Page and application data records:
--

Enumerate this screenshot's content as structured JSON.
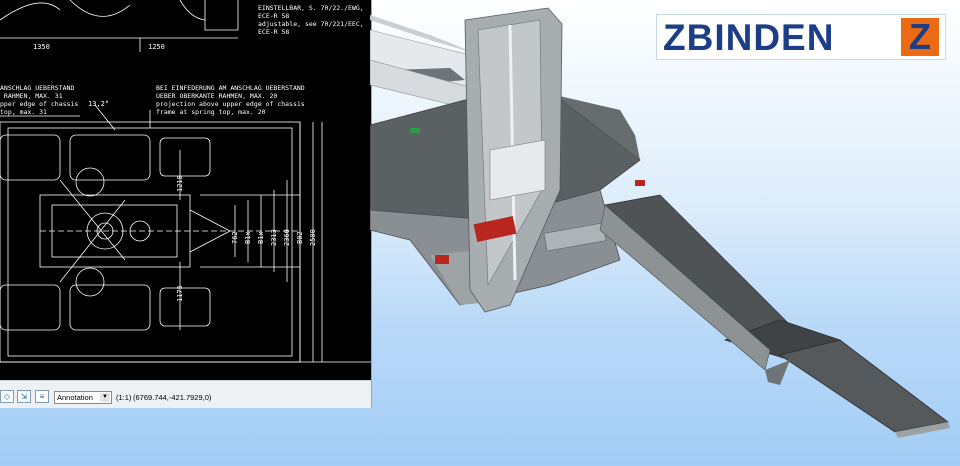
{
  "drawing": {
    "note_top": "EINSTELLBAR, S. 70/22./EWG,\nECE-R 58\nadjustable, see 70/221/EEC,\nECE-R 58",
    "note_left": "ANSCHLAG UEBERSTAND\n RAHMEN, MAX. 31\npper edge of chassis\ntop, max. 31",
    "note_right": "BEI EINFEDERUNG AM ANSCHLAG UEBERSTAND\nUEBER OBERKANTE RAHMEN, MAX. 20\nprojection above upper edge of chassis\nframe at spring top, max. 20",
    "dim_1350": "1350",
    "dim_1250": "1250",
    "dim_13_2": "13,2°",
    "dim_1218": "1218",
    "dim_1175": "1175",
    "dim_762": "762",
    "dim_b1x_1": "B1x",
    "dim_b1x_2": "B1x",
    "dim_2313": "2313",
    "dim_2360": "2360",
    "dim_b02": "B02",
    "dim_2500": "2500"
  },
  "status_bar": {
    "annotation_value": "Annotation",
    "scale": "(1:1)",
    "coordinates": "(6769.744,-421.7929,0)"
  },
  "logo": {
    "name": "ZBINDEN",
    "mark": "Z",
    "colors": {
      "text": "#1b3e86",
      "mark": "#eb6a13"
    }
  },
  "icons": [
    "annotation-visibility-icon",
    "annotation-scale-icon",
    "add-scale-icon",
    "dropdown-arrow-icon"
  ]
}
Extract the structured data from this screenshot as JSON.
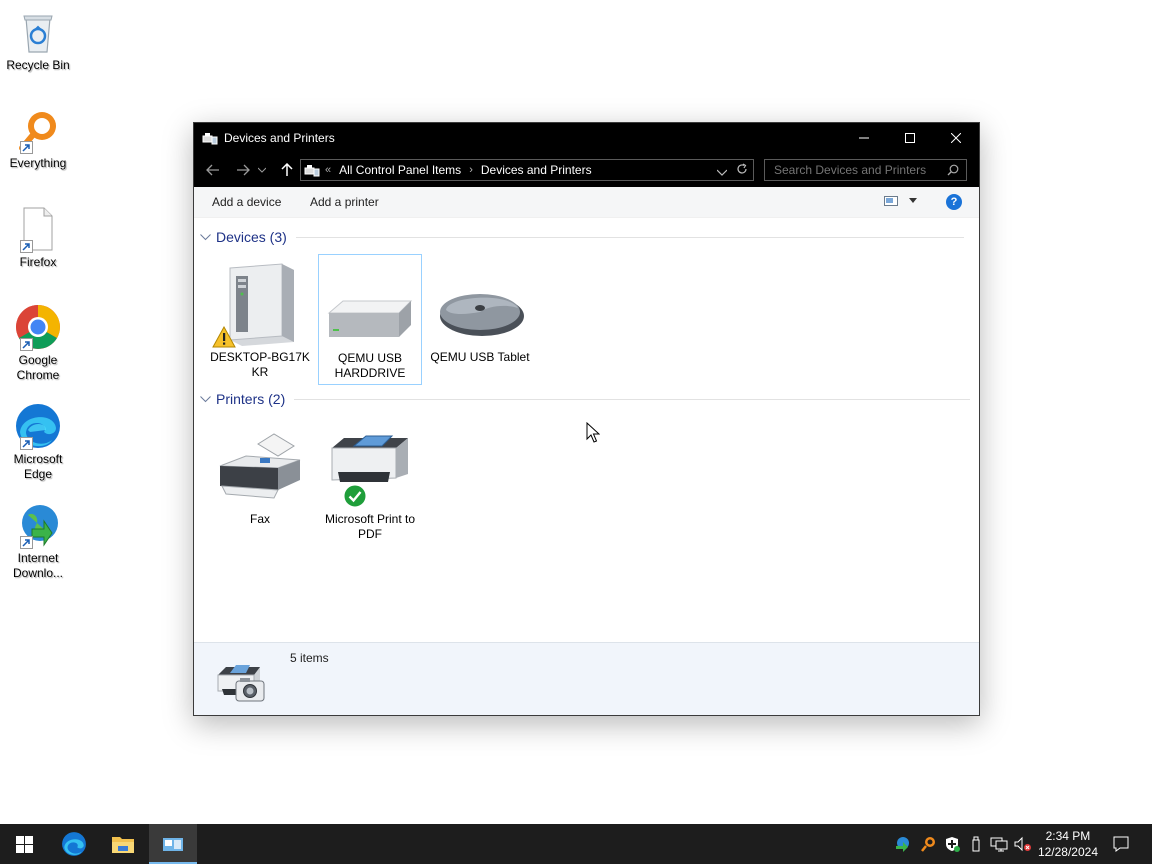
{
  "desktop": {
    "icons": [
      {
        "label": "Recycle Bin"
      },
      {
        "label": "Everything"
      },
      {
        "label": "Firefox"
      },
      {
        "label": "Google Chrome"
      },
      {
        "label": "Microsoft Edge"
      },
      {
        "label": "Internet Downlo..."
      }
    ]
  },
  "window": {
    "title": "Devices and Printers",
    "address": {
      "overflow": "«",
      "crumbs": [
        "All Control Panel Items",
        "Devices and Printers"
      ]
    },
    "search_placeholder": "Search Devices and Printers",
    "commands": {
      "add_device": "Add a device",
      "add_printer": "Add a printer",
      "help": "?"
    },
    "groups": [
      {
        "header": "Devices (3)",
        "items": [
          {
            "label": "DESKTOP-BG17K KR",
            "icon": "computer-icon",
            "badge": "warning"
          },
          {
            "label": "QEMU USB HARDDRIVE",
            "icon": "hard-drive-icon",
            "selected": true
          },
          {
            "label": "QEMU USB Tablet",
            "icon": "mouse-icon"
          }
        ]
      },
      {
        "header": "Printers (2)",
        "items": [
          {
            "label": "Fax",
            "icon": "fax-icon"
          },
          {
            "label": "Microsoft Print to PDF",
            "icon": "printer-icon",
            "badge": "default-check"
          }
        ]
      }
    ],
    "status": {
      "count": "5 items"
    }
  },
  "taskbar": {
    "time": "2:34 PM",
    "date": "12/28/2024"
  },
  "colors": {
    "group_header": "#1e3287",
    "titlebar": "#000000",
    "selection_border": "#99d1ff",
    "taskbar": "#1d1d1d"
  }
}
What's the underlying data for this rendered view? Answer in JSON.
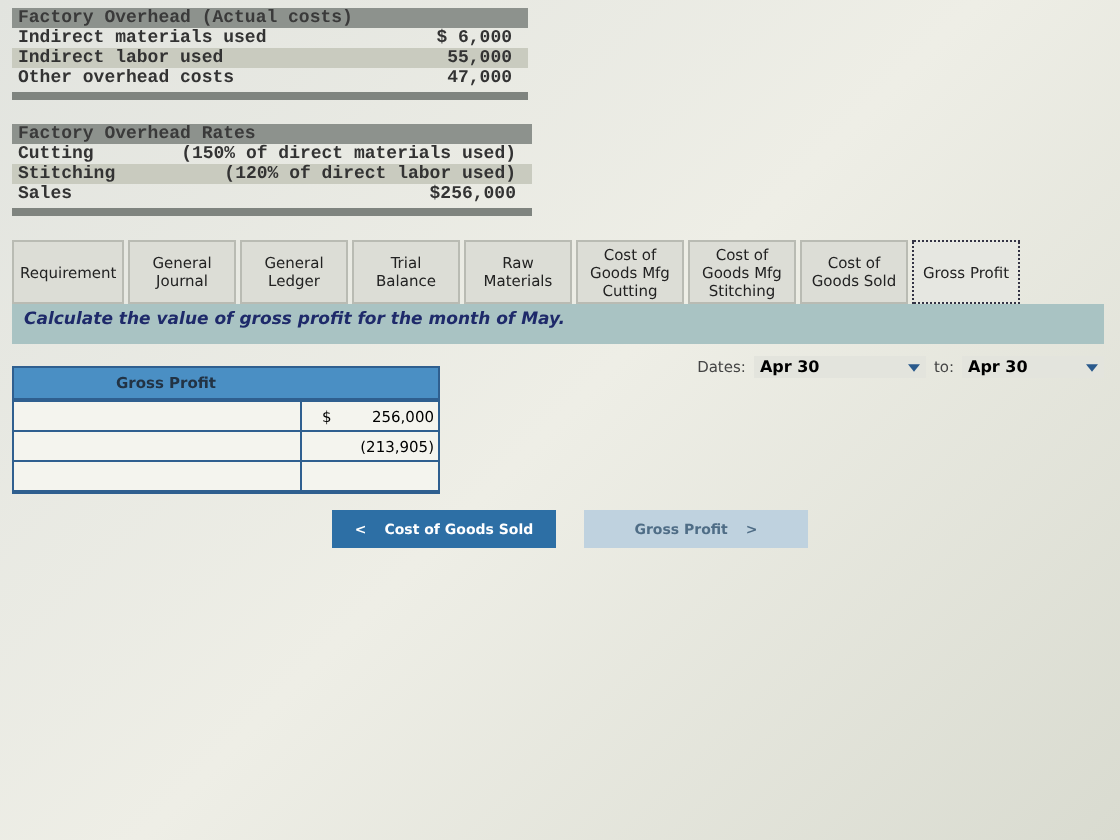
{
  "overhead_actual": {
    "title": "Factory Overhead (Actual costs)",
    "rows": [
      {
        "label": "Indirect materials used",
        "amount": "$ 6,000"
      },
      {
        "label": "Indirect labor used",
        "amount": "55,000"
      },
      {
        "label": "Other overhead costs",
        "amount": "47,000"
      }
    ]
  },
  "overhead_rates": {
    "title": "Factory Overhead Rates",
    "rows": [
      {
        "label": "Cutting",
        "amount": "(150% of direct materials used)"
      },
      {
        "label": "Stitching",
        "amount": "(120% of direct labor used)"
      },
      {
        "label": "Sales",
        "amount": "$256,000"
      }
    ]
  },
  "tabs": [
    {
      "label": "Requirement",
      "selected": false
    },
    {
      "label": "General Journal",
      "selected": false
    },
    {
      "label": "General Ledger",
      "selected": false
    },
    {
      "label": "Trial Balance",
      "selected": false
    },
    {
      "label": "Raw Materials",
      "selected": false
    },
    {
      "label": "Cost of Goods Mfg Cutting",
      "selected": false
    },
    {
      "label": "Cost of Goods Mfg Stitching",
      "selected": false
    },
    {
      "label": "Cost of Goods Sold",
      "selected": false
    },
    {
      "label": "Gross Profit",
      "selected": true
    }
  ],
  "instruction": "Calculate the value of gross profit for the month of May.",
  "dates": {
    "label": "Dates:",
    "from": "Apr 30",
    "to_label": "to:",
    "to": "Apr 30"
  },
  "table": {
    "title": "Gross Profit",
    "rows": [
      {
        "currency": "$",
        "amount": "256,000"
      },
      {
        "amount": "(213,905)"
      },
      {}
    ]
  },
  "buttons": [
    {
      "kind": "prev",
      "arrow": "<",
      "label": "Cost of Goods Sold",
      "disabled": false
    },
    {
      "kind": "next",
      "arrow": ">",
      "label": "Gross Profit",
      "disabled": true
    }
  ]
}
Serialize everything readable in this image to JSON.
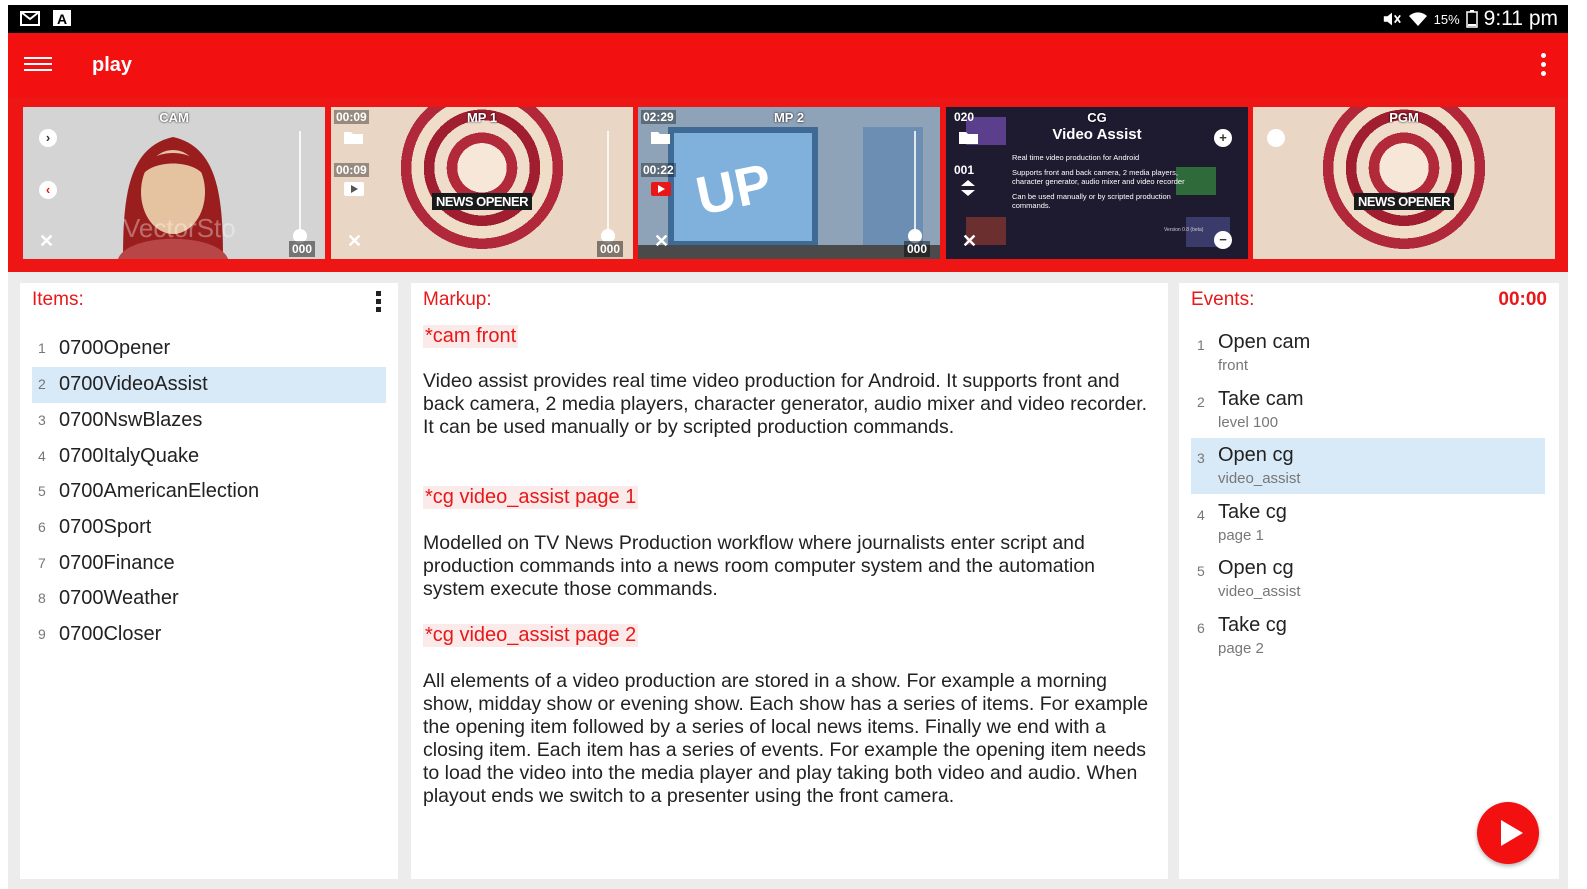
{
  "statusbar": {
    "battery": "15%",
    "time": "9:11 pm"
  },
  "appbar": {
    "title": "play"
  },
  "thumbnails": {
    "cam": {
      "label": "CAM",
      "counter": "000"
    },
    "mp1": {
      "label": "MP 1",
      "time_top": "00:09",
      "time_bottom": "00:09",
      "overlay": "NEWS OPENER",
      "counter": "000"
    },
    "mp2": {
      "label": "MP 2",
      "time_top": "02:29",
      "time_bottom": "00:22",
      "counter": "000"
    },
    "cg": {
      "label": "CG",
      "num_top": "020",
      "num_bottom": "001",
      "overlay_title": "Video Assist",
      "bullets": [
        "Real time video production for Android",
        "Supports front and back camera, 2 media players, character generator, audio mixer and video recorder",
        "Can be used manually or by scripted production commands."
      ],
      "version": "Version 0.8 (beta)"
    },
    "pgm": {
      "label": "PGM",
      "overlay": "NEWS OPENER"
    }
  },
  "items_panel": {
    "title": "Items:",
    "items": [
      {
        "num": "1",
        "name": "0700Opener"
      },
      {
        "num": "2",
        "name": "0700VideoAssist"
      },
      {
        "num": "3",
        "name": "0700NswBlazes"
      },
      {
        "num": "4",
        "name": "0700ItalyQuake"
      },
      {
        "num": "5",
        "name": "0700AmericanElection"
      },
      {
        "num": "6",
        "name": "0700Sport"
      },
      {
        "num": "7",
        "name": "0700Finance"
      },
      {
        "num": "8",
        "name": "0700Weather"
      },
      {
        "num": "9",
        "name": "0700Closer"
      }
    ]
  },
  "markup_panel": {
    "title": "Markup:",
    "cmd1": "*cam front",
    "para1": "Video assist provides real time video production for Android. It supports front and back camera, 2 media players, character generator, audio mixer and video recorder. It can be used manually or by scripted production commands.",
    "cmd2": "*cg video_assist page 1",
    "para2": "Modelled on TV News Production workflow where journalists enter script and production commands into a news room computer system and the automation system execute those commands.",
    "cmd3": "*cg video_assist page 2",
    "para3": "All elements of a video production are stored in a  show. For example a morning show, midday show or evening show. Each show has a series of items. For example the opening item followed by a series of local news items. Finally we end with a closing item. Each item has a series of events. For example the opening item needs to load the video into the media player and play taking both video and audio. When playout ends we switch to a presenter using the front camera."
  },
  "events_panel": {
    "title": "Events:",
    "clock": "00:00",
    "events": [
      {
        "num": "1",
        "action": "Open cam",
        "detail": "front"
      },
      {
        "num": "2",
        "action": "Take cam",
        "detail": "level 100"
      },
      {
        "num": "3",
        "action": "Open cg",
        "detail": "video_assist"
      },
      {
        "num": "4",
        "action": "Take cg",
        "detail": "page 1"
      },
      {
        "num": "5",
        "action": "Open cg",
        "detail": "video_assist"
      },
      {
        "num": "6",
        "action": "Take cg",
        "detail": "page 2"
      }
    ]
  },
  "colors": {
    "accent": "#f21010",
    "selection": "#d8e9f7"
  }
}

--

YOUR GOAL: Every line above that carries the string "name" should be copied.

SOLUTION FOR THIS EXERCISE:
    "name": "ZBINDEN",
        "name": "0700Opener"
        "name": "0700VideoAssist"
        "name": "0700NswBlazes"
        "name": "0700ItalyQuake"
        "name": "0700AmericanElection"
        "name": "0700Sport"
        "name": "0700Finance"
        "name": "0700Weather"
        "name": "0700Closer"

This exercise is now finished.